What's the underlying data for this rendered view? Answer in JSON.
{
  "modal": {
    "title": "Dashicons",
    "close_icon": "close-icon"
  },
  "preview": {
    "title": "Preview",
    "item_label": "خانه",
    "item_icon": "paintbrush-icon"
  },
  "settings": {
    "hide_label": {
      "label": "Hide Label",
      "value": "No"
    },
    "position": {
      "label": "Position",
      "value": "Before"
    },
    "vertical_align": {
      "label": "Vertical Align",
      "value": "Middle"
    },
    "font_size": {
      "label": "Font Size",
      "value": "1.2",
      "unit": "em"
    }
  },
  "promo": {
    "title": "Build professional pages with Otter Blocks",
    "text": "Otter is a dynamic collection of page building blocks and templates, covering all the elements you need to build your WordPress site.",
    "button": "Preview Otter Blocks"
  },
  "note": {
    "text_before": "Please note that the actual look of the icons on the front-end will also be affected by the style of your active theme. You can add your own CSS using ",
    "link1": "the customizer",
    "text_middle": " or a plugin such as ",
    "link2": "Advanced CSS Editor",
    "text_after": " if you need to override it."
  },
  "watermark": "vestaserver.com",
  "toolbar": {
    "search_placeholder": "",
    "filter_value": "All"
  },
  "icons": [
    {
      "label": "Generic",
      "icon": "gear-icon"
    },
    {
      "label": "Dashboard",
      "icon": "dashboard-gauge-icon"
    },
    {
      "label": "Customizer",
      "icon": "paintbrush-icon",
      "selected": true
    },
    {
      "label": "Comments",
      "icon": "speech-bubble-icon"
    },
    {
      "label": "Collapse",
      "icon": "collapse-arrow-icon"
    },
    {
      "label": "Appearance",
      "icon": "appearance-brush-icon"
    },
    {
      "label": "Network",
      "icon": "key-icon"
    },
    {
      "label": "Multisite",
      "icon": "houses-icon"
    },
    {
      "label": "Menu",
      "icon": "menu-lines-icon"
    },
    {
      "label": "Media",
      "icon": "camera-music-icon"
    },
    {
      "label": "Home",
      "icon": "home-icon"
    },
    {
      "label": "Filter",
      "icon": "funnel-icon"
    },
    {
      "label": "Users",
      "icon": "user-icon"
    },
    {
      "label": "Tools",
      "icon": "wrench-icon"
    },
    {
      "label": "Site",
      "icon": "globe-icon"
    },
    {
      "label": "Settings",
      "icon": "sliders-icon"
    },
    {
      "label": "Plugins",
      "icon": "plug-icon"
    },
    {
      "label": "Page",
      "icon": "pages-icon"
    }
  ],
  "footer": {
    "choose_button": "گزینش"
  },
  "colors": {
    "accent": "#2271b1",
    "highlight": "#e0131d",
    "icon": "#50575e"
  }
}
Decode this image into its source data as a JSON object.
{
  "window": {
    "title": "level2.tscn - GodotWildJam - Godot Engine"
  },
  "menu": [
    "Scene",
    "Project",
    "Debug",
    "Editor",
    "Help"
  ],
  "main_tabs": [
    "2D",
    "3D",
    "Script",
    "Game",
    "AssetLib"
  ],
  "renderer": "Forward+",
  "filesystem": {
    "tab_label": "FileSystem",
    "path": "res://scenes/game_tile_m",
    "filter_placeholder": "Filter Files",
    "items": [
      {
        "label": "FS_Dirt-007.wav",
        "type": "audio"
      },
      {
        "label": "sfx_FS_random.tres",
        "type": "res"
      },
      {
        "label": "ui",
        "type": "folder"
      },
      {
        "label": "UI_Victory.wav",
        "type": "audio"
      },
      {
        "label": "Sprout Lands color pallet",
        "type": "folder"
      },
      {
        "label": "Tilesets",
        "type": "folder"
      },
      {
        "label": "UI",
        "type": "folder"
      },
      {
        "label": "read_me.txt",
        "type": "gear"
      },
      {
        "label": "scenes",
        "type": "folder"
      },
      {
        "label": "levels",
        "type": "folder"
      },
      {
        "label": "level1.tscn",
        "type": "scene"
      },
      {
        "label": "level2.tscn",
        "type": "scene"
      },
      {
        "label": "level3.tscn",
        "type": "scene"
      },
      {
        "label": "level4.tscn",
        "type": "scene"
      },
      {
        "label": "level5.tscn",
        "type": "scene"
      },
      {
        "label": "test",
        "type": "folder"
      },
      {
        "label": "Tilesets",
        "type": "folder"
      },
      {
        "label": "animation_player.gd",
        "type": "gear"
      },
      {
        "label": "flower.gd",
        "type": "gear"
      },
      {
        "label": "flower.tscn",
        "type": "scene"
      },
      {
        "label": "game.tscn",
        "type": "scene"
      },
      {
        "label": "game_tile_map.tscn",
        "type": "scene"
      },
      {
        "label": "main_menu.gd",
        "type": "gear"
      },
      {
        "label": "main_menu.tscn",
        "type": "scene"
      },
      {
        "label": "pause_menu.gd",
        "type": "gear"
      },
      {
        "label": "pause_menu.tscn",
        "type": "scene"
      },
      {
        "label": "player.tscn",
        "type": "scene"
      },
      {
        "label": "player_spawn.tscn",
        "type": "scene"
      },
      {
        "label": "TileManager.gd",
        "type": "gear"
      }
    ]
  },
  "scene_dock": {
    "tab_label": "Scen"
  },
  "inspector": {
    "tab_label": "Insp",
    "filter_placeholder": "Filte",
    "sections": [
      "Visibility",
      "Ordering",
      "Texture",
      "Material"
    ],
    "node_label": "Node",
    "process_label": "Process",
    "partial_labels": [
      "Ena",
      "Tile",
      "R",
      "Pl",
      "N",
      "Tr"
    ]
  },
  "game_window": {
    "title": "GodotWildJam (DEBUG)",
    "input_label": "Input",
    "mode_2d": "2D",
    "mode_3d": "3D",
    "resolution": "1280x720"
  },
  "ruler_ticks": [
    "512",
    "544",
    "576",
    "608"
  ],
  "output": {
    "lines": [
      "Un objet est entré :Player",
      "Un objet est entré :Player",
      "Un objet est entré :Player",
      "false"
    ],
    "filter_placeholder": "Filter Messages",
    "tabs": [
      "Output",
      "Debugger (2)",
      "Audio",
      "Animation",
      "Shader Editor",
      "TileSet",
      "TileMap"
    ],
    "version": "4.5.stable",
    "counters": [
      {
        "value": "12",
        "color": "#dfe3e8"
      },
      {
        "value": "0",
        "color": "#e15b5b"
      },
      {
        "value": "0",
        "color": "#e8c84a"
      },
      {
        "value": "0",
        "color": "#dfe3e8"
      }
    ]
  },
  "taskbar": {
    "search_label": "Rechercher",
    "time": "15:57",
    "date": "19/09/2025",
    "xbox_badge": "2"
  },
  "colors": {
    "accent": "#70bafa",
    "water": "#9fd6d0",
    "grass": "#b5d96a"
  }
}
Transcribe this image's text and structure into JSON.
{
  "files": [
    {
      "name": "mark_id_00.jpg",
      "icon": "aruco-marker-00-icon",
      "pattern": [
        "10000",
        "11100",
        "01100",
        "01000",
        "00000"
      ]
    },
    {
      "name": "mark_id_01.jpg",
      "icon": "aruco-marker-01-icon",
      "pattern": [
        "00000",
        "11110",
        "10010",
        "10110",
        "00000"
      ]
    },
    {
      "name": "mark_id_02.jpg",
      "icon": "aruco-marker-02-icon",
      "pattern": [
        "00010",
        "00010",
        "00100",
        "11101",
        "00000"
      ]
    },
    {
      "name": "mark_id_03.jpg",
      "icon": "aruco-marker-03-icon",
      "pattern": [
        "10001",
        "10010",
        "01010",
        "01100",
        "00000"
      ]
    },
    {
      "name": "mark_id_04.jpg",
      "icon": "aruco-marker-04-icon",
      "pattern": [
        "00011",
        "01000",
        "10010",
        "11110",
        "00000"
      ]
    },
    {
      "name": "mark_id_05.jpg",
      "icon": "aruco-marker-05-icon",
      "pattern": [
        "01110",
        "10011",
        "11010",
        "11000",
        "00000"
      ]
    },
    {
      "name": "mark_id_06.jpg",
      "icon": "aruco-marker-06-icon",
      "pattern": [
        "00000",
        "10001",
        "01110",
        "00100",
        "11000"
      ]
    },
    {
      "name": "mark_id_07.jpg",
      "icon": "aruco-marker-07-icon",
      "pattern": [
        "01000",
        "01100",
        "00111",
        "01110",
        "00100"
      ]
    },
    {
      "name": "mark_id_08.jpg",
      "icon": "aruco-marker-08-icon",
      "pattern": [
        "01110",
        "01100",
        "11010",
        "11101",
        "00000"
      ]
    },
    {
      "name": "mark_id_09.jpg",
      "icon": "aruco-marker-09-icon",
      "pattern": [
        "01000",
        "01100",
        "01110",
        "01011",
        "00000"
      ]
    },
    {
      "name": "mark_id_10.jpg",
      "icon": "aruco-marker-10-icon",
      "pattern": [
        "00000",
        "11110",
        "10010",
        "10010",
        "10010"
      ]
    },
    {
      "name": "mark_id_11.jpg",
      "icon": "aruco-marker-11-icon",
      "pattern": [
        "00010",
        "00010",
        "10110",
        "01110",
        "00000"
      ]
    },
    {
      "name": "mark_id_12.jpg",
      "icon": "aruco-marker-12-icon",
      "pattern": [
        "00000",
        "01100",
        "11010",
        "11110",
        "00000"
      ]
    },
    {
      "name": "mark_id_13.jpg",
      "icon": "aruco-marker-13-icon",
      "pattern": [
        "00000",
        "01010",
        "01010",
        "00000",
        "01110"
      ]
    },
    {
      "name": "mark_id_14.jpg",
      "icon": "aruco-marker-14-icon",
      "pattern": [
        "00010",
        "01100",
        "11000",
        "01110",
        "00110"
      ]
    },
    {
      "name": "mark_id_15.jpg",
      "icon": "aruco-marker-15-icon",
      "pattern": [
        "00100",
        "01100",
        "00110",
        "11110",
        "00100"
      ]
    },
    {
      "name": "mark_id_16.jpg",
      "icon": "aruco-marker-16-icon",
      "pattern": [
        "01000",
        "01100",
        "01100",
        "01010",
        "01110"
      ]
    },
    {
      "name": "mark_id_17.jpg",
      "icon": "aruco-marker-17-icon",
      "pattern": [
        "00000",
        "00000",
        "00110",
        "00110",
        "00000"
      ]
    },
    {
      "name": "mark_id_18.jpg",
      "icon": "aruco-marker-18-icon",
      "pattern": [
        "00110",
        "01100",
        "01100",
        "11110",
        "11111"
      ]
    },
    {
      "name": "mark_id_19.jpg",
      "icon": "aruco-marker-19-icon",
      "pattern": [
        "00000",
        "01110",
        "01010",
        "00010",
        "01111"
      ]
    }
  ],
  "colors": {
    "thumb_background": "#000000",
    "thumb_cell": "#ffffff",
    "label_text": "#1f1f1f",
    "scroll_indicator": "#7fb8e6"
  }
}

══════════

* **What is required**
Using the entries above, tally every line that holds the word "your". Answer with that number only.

* **Result for this exercise**
2